* **Data to examine**

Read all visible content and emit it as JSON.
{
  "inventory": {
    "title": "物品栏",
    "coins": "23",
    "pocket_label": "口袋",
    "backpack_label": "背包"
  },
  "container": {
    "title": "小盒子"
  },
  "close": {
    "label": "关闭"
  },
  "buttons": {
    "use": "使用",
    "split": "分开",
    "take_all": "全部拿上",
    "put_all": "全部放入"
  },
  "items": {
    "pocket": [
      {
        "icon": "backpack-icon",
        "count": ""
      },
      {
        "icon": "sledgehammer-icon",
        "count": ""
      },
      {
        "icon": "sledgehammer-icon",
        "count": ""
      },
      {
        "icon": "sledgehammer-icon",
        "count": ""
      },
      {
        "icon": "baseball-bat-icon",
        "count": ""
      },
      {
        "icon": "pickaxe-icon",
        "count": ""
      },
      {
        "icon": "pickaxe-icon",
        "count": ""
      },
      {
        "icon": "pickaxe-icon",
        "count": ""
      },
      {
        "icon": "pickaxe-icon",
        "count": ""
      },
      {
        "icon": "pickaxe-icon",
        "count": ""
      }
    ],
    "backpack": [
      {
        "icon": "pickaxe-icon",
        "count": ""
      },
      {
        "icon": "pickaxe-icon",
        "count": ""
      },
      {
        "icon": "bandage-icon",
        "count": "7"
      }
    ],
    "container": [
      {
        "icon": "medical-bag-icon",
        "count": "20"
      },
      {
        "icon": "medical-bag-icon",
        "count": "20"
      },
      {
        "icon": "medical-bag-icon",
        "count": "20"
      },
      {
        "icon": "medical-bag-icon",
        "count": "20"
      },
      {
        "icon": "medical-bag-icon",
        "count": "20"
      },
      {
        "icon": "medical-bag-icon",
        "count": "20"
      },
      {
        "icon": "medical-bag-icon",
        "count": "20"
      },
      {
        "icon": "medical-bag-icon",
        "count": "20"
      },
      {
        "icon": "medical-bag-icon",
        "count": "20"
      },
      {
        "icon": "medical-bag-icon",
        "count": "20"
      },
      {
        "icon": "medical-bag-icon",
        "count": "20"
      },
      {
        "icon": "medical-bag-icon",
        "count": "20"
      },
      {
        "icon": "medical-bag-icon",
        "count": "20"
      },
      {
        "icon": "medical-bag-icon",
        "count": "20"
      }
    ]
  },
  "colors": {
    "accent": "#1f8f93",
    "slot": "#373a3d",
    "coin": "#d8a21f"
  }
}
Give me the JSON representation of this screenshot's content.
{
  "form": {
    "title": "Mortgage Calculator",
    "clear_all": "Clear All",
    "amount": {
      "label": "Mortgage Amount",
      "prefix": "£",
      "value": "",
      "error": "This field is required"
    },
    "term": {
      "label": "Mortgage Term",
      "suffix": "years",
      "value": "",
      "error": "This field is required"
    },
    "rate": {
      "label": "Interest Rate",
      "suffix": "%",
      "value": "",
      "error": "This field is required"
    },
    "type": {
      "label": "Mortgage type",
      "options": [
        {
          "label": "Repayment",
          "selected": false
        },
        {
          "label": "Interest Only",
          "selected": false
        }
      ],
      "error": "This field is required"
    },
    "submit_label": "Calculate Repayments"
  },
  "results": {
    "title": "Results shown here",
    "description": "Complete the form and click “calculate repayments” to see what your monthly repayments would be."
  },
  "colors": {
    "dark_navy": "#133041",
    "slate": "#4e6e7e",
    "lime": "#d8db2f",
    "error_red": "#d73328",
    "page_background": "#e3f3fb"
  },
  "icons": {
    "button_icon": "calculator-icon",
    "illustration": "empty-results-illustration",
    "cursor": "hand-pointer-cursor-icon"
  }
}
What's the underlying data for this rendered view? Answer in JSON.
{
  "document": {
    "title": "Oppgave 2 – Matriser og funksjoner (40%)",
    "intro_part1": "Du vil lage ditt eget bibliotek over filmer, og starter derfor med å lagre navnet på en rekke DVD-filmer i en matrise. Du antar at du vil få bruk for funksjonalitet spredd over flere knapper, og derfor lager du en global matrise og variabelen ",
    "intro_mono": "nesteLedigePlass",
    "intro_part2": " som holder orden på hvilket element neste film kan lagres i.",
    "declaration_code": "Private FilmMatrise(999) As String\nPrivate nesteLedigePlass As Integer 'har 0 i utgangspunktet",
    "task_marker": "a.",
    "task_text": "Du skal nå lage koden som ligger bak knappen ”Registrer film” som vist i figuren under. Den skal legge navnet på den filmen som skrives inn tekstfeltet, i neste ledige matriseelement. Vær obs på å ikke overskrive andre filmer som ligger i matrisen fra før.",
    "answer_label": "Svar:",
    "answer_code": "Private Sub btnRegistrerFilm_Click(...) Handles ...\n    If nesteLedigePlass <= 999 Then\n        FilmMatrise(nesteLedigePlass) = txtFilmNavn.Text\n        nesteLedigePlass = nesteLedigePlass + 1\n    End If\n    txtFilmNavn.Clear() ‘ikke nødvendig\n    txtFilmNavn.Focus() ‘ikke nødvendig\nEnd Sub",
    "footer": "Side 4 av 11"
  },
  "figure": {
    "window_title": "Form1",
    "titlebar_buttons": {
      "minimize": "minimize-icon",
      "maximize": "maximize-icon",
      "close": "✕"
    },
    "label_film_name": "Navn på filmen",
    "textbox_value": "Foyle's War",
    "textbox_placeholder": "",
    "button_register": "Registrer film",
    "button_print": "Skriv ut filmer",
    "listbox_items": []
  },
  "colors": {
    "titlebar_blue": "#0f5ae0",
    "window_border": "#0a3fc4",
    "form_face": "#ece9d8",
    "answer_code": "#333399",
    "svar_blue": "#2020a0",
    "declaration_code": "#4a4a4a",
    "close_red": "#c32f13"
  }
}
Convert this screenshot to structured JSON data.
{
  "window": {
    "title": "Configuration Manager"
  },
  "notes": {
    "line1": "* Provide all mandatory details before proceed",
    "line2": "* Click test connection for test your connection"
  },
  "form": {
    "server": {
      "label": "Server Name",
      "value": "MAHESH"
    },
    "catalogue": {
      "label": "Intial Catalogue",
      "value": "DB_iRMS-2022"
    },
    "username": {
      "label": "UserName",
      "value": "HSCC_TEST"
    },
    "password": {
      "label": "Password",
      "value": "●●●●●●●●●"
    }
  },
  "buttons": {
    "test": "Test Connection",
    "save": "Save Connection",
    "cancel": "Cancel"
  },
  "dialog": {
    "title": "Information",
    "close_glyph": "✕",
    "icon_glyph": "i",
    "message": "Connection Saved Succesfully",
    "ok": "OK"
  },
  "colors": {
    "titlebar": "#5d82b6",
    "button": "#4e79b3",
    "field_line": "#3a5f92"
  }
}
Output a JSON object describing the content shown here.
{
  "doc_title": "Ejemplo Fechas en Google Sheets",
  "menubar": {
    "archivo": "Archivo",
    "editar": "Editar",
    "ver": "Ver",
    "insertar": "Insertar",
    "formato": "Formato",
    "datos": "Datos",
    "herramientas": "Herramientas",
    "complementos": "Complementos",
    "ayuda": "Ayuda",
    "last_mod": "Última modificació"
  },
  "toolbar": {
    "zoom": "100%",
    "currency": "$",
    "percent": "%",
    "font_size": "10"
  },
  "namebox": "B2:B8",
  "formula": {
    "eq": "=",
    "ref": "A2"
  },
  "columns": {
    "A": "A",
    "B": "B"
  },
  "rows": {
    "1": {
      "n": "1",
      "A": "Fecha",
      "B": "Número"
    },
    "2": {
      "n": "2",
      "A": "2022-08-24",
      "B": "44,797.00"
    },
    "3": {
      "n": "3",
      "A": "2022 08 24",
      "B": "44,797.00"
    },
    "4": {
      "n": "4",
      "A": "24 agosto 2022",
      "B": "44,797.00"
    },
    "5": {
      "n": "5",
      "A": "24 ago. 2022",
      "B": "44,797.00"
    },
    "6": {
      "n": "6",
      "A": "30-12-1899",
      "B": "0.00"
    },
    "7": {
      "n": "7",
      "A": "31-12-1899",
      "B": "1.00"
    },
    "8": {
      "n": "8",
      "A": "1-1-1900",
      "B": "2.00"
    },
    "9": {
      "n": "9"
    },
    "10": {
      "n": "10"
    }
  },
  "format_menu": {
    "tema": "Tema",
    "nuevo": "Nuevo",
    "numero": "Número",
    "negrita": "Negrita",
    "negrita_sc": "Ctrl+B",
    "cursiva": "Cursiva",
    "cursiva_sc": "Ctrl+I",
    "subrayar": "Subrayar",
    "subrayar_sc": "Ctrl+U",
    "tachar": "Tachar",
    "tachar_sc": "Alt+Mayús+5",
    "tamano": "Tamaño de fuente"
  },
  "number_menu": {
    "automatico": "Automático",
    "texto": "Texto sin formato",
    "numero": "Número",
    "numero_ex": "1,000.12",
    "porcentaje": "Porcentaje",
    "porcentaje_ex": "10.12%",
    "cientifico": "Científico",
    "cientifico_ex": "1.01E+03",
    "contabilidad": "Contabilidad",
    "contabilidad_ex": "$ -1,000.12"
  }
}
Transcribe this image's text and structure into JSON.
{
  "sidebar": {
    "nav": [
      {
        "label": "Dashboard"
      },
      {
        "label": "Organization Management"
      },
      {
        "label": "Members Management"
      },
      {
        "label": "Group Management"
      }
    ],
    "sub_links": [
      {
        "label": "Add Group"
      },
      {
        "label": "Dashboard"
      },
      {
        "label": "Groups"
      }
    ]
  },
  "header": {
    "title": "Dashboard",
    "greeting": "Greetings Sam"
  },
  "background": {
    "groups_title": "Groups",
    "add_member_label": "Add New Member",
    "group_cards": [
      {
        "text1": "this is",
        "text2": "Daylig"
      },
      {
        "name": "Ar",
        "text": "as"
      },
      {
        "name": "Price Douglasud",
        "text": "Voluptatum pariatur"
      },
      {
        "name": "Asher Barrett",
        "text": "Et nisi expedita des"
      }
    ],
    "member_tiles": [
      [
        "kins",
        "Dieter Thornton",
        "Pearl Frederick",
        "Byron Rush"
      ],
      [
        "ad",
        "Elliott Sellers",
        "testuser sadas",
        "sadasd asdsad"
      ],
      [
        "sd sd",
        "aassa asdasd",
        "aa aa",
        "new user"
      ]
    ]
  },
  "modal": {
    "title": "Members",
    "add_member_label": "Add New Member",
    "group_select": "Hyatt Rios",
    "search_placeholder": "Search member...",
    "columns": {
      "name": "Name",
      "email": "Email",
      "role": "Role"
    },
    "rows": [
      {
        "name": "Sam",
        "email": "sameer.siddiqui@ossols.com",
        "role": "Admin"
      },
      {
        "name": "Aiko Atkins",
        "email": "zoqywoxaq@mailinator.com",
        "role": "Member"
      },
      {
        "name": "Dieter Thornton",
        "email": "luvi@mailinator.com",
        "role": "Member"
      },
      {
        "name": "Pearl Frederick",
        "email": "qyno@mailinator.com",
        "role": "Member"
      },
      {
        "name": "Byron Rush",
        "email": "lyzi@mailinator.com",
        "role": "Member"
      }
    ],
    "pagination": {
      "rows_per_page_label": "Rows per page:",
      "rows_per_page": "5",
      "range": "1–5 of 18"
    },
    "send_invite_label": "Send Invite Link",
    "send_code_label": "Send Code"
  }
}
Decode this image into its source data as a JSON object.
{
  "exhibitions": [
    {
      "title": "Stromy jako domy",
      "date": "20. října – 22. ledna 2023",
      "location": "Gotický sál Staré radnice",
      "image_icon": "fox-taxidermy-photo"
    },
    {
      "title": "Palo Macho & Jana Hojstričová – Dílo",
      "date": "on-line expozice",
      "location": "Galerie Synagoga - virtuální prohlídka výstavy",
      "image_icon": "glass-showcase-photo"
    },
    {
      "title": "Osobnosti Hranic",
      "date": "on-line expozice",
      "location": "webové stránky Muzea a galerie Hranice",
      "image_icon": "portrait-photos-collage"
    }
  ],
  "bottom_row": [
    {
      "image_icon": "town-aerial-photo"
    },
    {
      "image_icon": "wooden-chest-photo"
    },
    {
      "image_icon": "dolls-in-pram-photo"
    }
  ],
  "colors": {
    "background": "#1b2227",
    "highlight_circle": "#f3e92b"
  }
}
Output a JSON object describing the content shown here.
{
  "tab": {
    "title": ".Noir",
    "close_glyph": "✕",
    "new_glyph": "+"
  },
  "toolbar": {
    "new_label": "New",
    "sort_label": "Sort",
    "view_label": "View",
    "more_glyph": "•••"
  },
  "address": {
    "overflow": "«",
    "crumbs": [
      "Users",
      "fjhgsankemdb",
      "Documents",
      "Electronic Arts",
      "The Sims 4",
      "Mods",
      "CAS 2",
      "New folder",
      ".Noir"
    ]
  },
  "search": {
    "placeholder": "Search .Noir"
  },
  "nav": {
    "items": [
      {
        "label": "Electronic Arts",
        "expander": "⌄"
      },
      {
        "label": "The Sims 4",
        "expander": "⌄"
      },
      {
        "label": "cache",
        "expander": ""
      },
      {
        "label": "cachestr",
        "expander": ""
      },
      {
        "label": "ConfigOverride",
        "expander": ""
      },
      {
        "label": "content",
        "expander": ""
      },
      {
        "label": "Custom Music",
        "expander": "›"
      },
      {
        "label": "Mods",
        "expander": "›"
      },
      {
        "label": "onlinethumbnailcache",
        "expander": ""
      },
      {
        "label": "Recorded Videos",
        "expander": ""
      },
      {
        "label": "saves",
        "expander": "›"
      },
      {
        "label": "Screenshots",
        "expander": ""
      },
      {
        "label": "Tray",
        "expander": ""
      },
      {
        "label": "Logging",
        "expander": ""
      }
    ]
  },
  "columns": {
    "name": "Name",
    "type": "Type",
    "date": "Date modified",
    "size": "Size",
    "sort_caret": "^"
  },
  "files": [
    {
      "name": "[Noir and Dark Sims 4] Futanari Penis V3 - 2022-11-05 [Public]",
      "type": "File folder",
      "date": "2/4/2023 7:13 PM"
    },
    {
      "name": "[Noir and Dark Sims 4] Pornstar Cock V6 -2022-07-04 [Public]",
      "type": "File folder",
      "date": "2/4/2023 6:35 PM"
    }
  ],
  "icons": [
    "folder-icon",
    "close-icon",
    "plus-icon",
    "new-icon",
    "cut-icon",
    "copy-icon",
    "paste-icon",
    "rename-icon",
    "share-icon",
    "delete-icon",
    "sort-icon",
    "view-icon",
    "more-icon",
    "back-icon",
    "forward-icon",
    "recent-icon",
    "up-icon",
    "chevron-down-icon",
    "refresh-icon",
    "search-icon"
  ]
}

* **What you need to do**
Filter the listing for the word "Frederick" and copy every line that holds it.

* **Result of this exercise**
        "Pearl Frederick",
        "name": "Pearl Frederick",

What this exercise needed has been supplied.